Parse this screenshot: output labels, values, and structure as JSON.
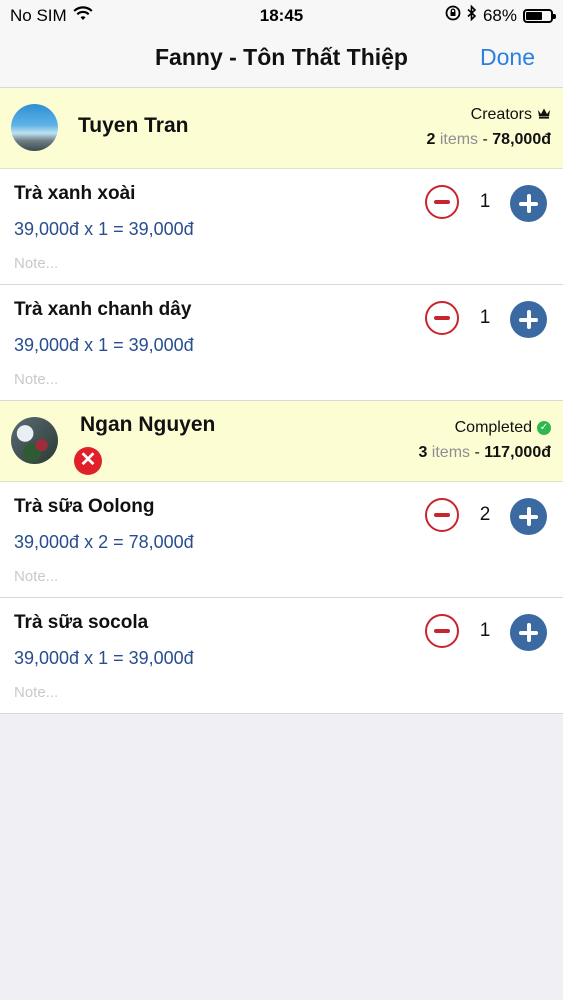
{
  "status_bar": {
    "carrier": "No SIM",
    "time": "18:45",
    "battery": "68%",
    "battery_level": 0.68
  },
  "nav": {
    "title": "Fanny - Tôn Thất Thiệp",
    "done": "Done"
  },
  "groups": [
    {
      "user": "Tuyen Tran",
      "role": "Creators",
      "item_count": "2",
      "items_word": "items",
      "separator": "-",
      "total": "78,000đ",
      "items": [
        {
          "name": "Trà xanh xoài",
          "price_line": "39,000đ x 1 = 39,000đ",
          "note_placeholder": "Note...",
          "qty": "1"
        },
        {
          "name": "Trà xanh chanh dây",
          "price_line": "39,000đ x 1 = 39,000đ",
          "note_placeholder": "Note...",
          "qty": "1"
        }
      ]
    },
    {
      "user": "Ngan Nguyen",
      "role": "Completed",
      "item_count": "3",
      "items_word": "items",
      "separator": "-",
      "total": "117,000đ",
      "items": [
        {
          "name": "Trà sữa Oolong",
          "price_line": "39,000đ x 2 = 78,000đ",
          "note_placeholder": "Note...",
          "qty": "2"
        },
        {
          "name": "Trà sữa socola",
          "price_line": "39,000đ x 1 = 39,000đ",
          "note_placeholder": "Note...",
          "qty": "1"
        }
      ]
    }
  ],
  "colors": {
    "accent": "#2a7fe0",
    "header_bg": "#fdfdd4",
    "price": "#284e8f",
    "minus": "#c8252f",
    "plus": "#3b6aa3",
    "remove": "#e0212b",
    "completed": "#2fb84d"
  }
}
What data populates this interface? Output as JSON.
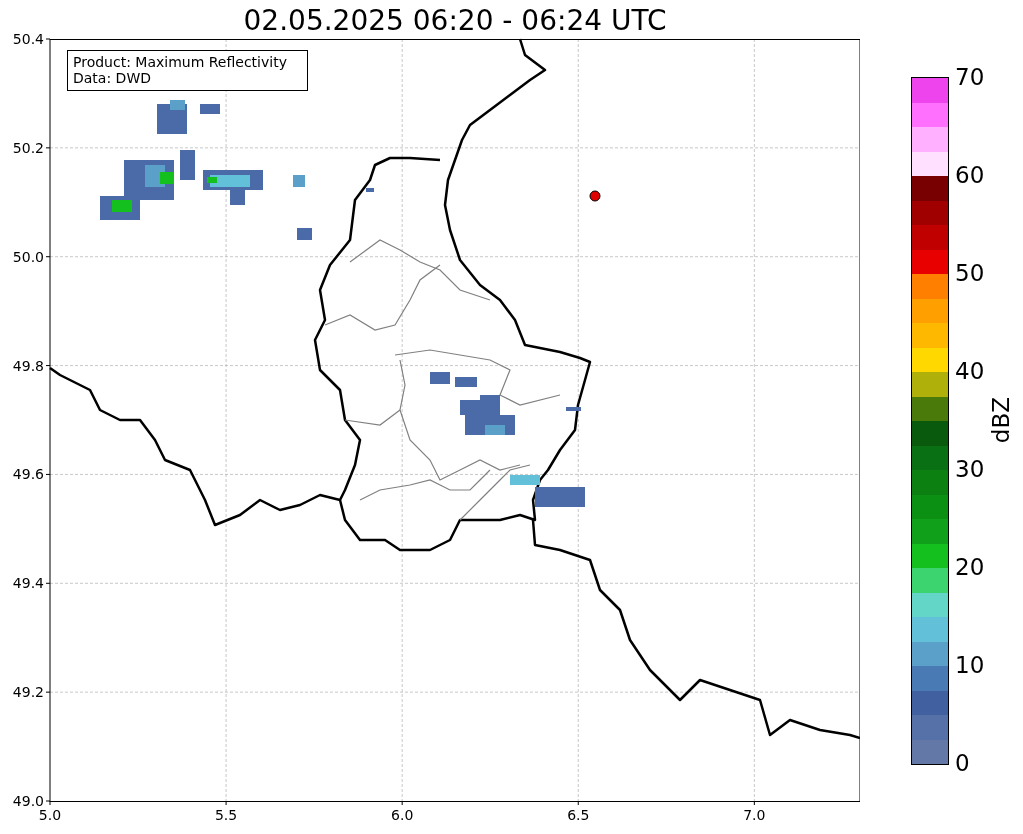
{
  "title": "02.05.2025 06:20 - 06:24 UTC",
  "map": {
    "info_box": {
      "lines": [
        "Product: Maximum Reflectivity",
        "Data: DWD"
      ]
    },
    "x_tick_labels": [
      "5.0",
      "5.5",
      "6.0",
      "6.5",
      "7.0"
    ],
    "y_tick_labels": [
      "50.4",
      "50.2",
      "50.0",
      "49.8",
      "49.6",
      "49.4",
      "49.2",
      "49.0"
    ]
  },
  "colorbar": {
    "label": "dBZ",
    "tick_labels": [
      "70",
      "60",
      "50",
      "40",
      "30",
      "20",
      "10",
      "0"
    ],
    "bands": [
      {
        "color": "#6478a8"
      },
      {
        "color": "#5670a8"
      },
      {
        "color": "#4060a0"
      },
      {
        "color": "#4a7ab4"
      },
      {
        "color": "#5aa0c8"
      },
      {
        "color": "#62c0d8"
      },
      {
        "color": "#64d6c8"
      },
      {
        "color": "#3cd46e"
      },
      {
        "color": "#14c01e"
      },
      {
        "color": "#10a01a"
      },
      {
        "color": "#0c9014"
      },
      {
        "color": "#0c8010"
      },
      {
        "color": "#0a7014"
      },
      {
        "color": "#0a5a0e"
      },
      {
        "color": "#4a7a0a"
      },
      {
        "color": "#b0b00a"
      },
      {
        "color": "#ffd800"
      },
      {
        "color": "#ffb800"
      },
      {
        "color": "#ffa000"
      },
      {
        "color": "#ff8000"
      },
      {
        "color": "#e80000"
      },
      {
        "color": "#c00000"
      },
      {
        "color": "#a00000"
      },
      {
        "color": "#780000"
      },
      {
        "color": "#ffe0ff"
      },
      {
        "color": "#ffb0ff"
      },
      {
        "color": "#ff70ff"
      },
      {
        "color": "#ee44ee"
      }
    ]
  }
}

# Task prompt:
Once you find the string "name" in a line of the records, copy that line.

# Result of this task:
          "name": "Trà xanh xoài",
          "name": "Trà xanh chanh dây",
          "name": "Trà sữa Oolong",
          "name": "Trà sữa socola",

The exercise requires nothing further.